─── Input data ───
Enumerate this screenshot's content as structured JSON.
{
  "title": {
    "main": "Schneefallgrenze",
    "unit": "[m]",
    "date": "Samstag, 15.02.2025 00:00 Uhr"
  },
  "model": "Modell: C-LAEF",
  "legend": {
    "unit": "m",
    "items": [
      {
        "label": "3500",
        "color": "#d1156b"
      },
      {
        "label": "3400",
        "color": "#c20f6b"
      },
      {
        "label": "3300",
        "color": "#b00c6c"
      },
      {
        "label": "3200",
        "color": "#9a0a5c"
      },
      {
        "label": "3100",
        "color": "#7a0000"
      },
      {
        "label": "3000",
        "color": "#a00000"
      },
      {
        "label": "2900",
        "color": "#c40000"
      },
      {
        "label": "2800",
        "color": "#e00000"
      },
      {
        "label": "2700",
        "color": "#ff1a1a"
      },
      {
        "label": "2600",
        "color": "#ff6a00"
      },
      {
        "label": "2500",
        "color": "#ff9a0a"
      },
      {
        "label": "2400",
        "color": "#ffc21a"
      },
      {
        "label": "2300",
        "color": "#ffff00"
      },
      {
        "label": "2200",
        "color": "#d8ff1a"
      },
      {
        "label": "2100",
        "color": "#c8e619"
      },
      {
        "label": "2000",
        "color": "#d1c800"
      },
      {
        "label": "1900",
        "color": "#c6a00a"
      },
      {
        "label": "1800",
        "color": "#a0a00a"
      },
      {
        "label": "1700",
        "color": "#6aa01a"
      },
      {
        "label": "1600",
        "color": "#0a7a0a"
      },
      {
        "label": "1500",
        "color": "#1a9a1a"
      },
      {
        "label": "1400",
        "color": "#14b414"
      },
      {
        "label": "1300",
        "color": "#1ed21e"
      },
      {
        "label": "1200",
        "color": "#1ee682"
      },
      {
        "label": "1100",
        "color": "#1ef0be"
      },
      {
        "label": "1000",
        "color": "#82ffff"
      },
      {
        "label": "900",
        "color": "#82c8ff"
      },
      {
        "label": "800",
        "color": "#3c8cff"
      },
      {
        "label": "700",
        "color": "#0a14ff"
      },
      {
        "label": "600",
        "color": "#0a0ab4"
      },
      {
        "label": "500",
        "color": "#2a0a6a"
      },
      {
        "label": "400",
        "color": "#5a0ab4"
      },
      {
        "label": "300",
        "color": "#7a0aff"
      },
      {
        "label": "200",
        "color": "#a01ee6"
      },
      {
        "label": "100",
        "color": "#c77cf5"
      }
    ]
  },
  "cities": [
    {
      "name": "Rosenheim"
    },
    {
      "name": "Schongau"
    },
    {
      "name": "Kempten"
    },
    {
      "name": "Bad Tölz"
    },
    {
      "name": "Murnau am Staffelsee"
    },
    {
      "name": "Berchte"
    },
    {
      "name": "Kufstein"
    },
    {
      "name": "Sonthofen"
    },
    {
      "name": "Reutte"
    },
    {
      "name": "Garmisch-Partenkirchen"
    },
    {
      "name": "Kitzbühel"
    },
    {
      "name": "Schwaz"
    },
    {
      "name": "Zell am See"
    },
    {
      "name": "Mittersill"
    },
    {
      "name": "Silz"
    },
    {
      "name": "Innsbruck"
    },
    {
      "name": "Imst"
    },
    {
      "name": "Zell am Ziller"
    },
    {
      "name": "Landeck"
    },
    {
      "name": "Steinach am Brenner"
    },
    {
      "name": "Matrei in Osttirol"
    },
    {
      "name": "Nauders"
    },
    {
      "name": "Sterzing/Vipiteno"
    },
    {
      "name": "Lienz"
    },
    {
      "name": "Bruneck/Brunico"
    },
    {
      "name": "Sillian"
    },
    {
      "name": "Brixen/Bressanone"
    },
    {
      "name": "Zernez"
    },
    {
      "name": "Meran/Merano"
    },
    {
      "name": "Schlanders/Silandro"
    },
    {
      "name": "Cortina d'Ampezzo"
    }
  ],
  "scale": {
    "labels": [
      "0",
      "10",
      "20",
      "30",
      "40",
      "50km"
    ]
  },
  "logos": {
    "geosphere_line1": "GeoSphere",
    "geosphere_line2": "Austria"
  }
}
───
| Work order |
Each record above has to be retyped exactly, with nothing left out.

| Exercise result |
Enumerate this screenshot's content as structured JSON.
{
  "title": {
    "main": "Schneefallgrenze",
    "unit": "[m]",
    "date": "Samstag, 15.02.2025 00:00 Uhr"
  },
  "model": "Modell: C-LAEF",
  "legend": {
    "unit": "m",
    "items": [
      {
        "label": "3500",
        "color": "#d1156b"
      },
      {
        "label": "3400",
        "color": "#c20f6b"
      },
      {
        "label": "3300",
        "color": "#b00c6c"
      },
      {
        "label": "3200",
        "color": "#9a0a5c"
      },
      {
        "label": "3100",
        "color": "#7a0000"
      },
      {
        "label": "3000",
        "color": "#a00000"
      },
      {
        "label": "2900",
        "color": "#c40000"
      },
      {
        "label": "2800",
        "color": "#e00000"
      },
      {
        "label": "2700",
        "color": "#ff1a1a"
      },
      {
        "label": "2600",
        "color": "#ff6a00"
      },
      {
        "label": "2500",
        "color": "#ff9a0a"
      },
      {
        "label": "2400",
        "color": "#ffc21a"
      },
      {
        "label": "2300",
        "color": "#ffff00"
      },
      {
        "label": "2200",
        "color": "#d8ff1a"
      },
      {
        "label": "2100",
        "color": "#c8e619"
      },
      {
        "label": "2000",
        "color": "#d1c800"
      },
      {
        "label": "1900",
        "color": "#c6a00a"
      },
      {
        "label": "1800",
        "color": "#a0a00a"
      },
      {
        "label": "1700",
        "color": "#6aa01a"
      },
      {
        "label": "1600",
        "color": "#0a7a0a"
      },
      {
        "label": "1500",
        "color": "#1a9a1a"
      },
      {
        "label": "1400",
        "color": "#14b414"
      },
      {
        "label": "1300",
        "color": "#1ed21e"
      },
      {
        "label": "1200",
        "color": "#1ee682"
      },
      {
        "label": "1100",
        "color": "#1ef0be"
      },
      {
        "label": "1000",
        "color": "#82ffff"
      },
      {
        "label": "900",
        "color": "#82c8ff"
      },
      {
        "label": "800",
        "color": "#3c8cff"
      },
      {
        "label": "700",
        "color": "#0a14ff"
      },
      {
        "label": "600",
        "color": "#0a0ab4"
      },
      {
        "label": "500",
        "color": "#2a0a6a"
      },
      {
        "label": "400",
        "color": "#5a0ab4"
      },
      {
        "label": "300",
        "color": "#7a0aff"
      },
      {
        "label": "200",
        "color": "#a01ee6"
      },
      {
        "label": "100",
        "color": "#c77cf5"
      }
    ]
  },
  "cities": [
    {
      "name": "Rosenheim"
    },
    {
      "name": "Schongau"
    },
    {
      "name": "Kempten"
    },
    {
      "name": "Bad Tölz"
    },
    {
      "name": "Murnau am Staffelsee"
    },
    {
      "name": "Berchte"
    },
    {
      "name": "Kufstein"
    },
    {
      "name": "Sonthofen"
    },
    {
      "name": "Reutte"
    },
    {
      "name": "Garmisch-Partenkirchen"
    },
    {
      "name": "Kitzbühel"
    },
    {
      "name": "Schwaz"
    },
    {
      "name": "Zell am See"
    },
    {
      "name": "Mittersill"
    },
    {
      "name": "Silz"
    },
    {
      "name": "Innsbruck"
    },
    {
      "name": "Imst"
    },
    {
      "name": "Zell am Ziller"
    },
    {
      "name": "Landeck"
    },
    {
      "name": "Steinach am Brenner"
    },
    {
      "name": "Matrei in Osttirol"
    },
    {
      "name": "Nauders"
    },
    {
      "name": "Sterzing/Vipiteno"
    },
    {
      "name": "Lienz"
    },
    {
      "name": "Bruneck/Brunico"
    },
    {
      "name": "Sillian"
    },
    {
      "name": "Brixen/Bressanone"
    },
    {
      "name": "Zernez"
    },
    {
      "name": "Meran/Merano"
    },
    {
      "name": "Schlanders/Silandro"
    },
    {
      "name": "Cortina d'Ampezzo"
    }
  ],
  "scale": {
    "labels": [
      "0",
      "10",
      "20",
      "30",
      "40",
      "50km"
    ]
  },
  "logos": {
    "geosphere_line1": "GeoSphere",
    "geosphere_line2": "Austria"
  }
}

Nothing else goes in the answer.